→ Exercise requirements:
Without any pictures, copy the records below once more, exactly as they are.

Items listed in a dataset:
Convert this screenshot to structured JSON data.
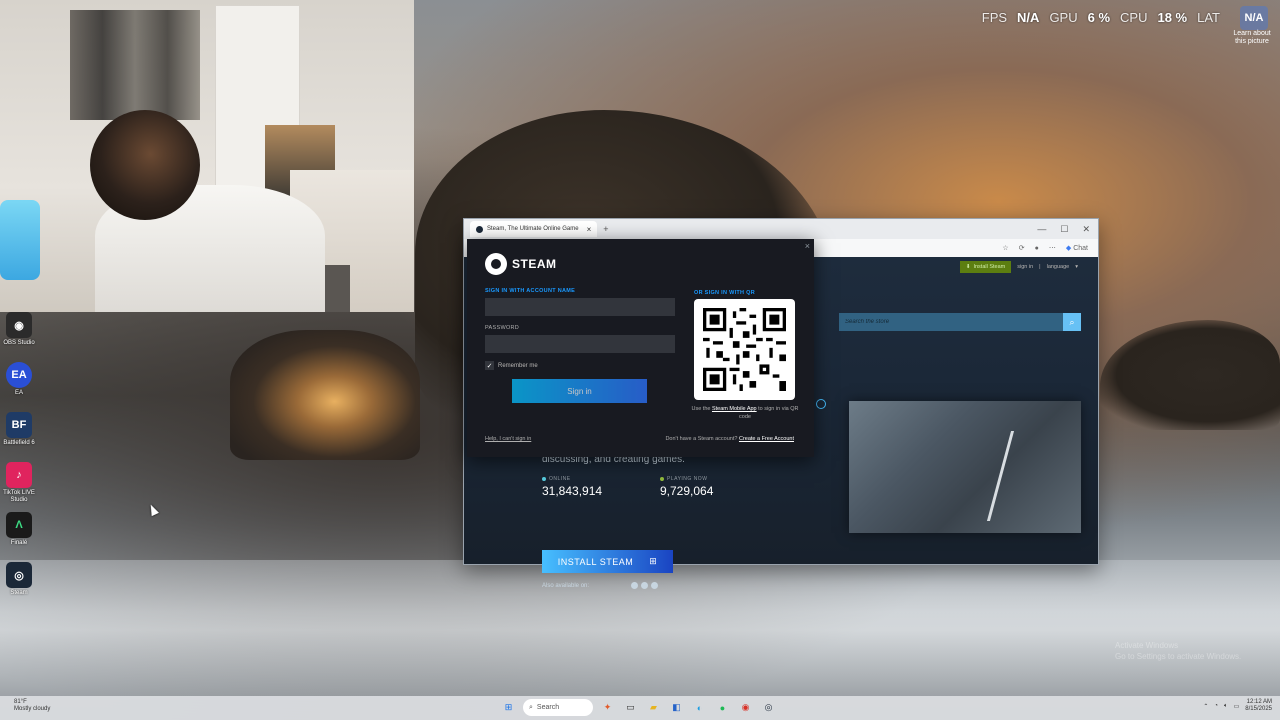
{
  "overlay": {
    "fps_label": "FPS",
    "fps_value": "N/A",
    "gpu_label": "GPU",
    "gpu_value": "6 %",
    "cpu_label": "CPU",
    "cpu_value": "18 %",
    "lat_label": "LAT",
    "lat_value": "N/A",
    "learn_text": "Learn about this picture"
  },
  "desktop_icons": [
    {
      "label": "OBS Studio",
      "icon": "obs-icon",
      "color": "#2b2b2b",
      "glyph": "◉"
    },
    {
      "label": "EA",
      "icon": "ea-icon",
      "color": "#2a4fd6",
      "glyph": "EA"
    },
    {
      "label": "Battlefield 6",
      "icon": "battlefield-icon",
      "color": "#1f3b66",
      "glyph": "BF"
    },
    {
      "label": "TikTok LIVE Studio",
      "icon": "tiktok-icon",
      "color": "#e0245e",
      "glyph": "♪"
    },
    {
      "label": "Finalé",
      "icon": "finale-icon",
      "color": "#1a1a1a",
      "glyph": "Λ"
    },
    {
      "label": "Steam",
      "icon": "steam-icon",
      "color": "#1b2838",
      "glyph": "◎"
    }
  ],
  "browser": {
    "tab_title": "Steam, The Ultimate Online Game",
    "chat_label": "Chat"
  },
  "steam_page": {
    "nav": {
      "install_label": "Install Steam",
      "signin_label": "sign in",
      "language_label": "language"
    },
    "search_placeholder": "Search the store",
    "hero_text": "discussing, and creating games.",
    "stats": {
      "online_label": "ONLINE",
      "online_value": "31,843,914",
      "playing_label": "PLAYING NOW",
      "playing_value": "9,729,064"
    },
    "install_button": "INSTALL STEAM",
    "also_available": "Also available on:"
  },
  "signin_modal": {
    "brand": "STEAM",
    "account_title": "SIGN IN WITH ACCOUNT NAME",
    "account_value": "",
    "password_label": "PASSWORD",
    "password_value": "",
    "remember_label": "Remember me",
    "remember_checked": true,
    "signin_button": "Sign in",
    "help_link": "Help, I can't sign in",
    "qr_title": "OR SIGN IN WITH QR",
    "qr_caption_pre": "Use the",
    "qr_caption_link": "Steam Mobile App",
    "qr_caption_post": "to sign in via QR code",
    "no_account_text": "Don't have a Steam account?",
    "create_link": "Create a Free Account"
  },
  "taskbar": {
    "weather_temp": "81°F",
    "weather_desc": "Mostly cloudy",
    "search_placeholder": "Search",
    "clock_time": "12:12 AM",
    "clock_date": "8/15/2025"
  },
  "watermark": {
    "line1": "Activate Windows",
    "line2": "Go to Settings to activate Windows."
  }
}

→ Output below:
Convert this screenshot to structured JSON data.
{
  "overlay": {
    "fps_label": "FPS",
    "fps_value": "N/A",
    "gpu_label": "GPU",
    "gpu_value": "6 %",
    "cpu_label": "CPU",
    "cpu_value": "18 %",
    "lat_label": "LAT",
    "lat_value": "N/A",
    "learn_text": "Learn about this picture"
  },
  "desktop_icons": [
    {
      "label": "OBS Studio",
      "icon": "obs-icon",
      "color": "#2b2b2b",
      "glyph": "◉"
    },
    {
      "label": "EA",
      "icon": "ea-icon",
      "color": "#2a4fd6",
      "glyph": "EA"
    },
    {
      "label": "Battlefield 6",
      "icon": "battlefield-icon",
      "color": "#1f3b66",
      "glyph": "BF"
    },
    {
      "label": "TikTok LIVE Studio",
      "icon": "tiktok-icon",
      "color": "#e0245e",
      "glyph": "♪"
    },
    {
      "label": "Finalé",
      "icon": "finale-icon",
      "color": "#1a1a1a",
      "glyph": "Λ"
    },
    {
      "label": "Steam",
      "icon": "steam-icon",
      "color": "#1b2838",
      "glyph": "◎"
    }
  ],
  "browser": {
    "tab_title": "Steam, The Ultimate Online Game",
    "chat_label": "Chat"
  },
  "steam_page": {
    "nav": {
      "install_label": "Install Steam",
      "signin_label": "sign in",
      "language_label": "language"
    },
    "search_placeholder": "Search the store",
    "hero_text": "discussing, and creating games.",
    "stats": {
      "online_label": "ONLINE",
      "online_value": "31,843,914",
      "playing_label": "PLAYING NOW",
      "playing_value": "9,729,064"
    },
    "install_button": "INSTALL STEAM",
    "also_available": "Also available on:"
  },
  "signin_modal": {
    "brand": "STEAM",
    "account_title": "SIGN IN WITH ACCOUNT NAME",
    "account_value": "",
    "password_label": "PASSWORD",
    "password_value": "",
    "remember_label": "Remember me",
    "remember_checked": true,
    "signin_button": "Sign in",
    "help_link": "Help, I can't sign in",
    "qr_title": "OR SIGN IN WITH QR",
    "qr_caption_pre": "Use the",
    "qr_caption_link": "Steam Mobile App",
    "qr_caption_post": "to sign in via QR code",
    "no_account_text": "Don't have a Steam account?",
    "create_link": "Create a Free Account"
  },
  "taskbar": {
    "weather_temp": "81°F",
    "weather_desc": "Mostly cloudy",
    "search_placeholder": "Search",
    "clock_time": "12:12 AM",
    "clock_date": "8/15/2025"
  },
  "watermark": {
    "line1": "Activate Windows",
    "line2": "Go to Settings to activate Windows."
  }
}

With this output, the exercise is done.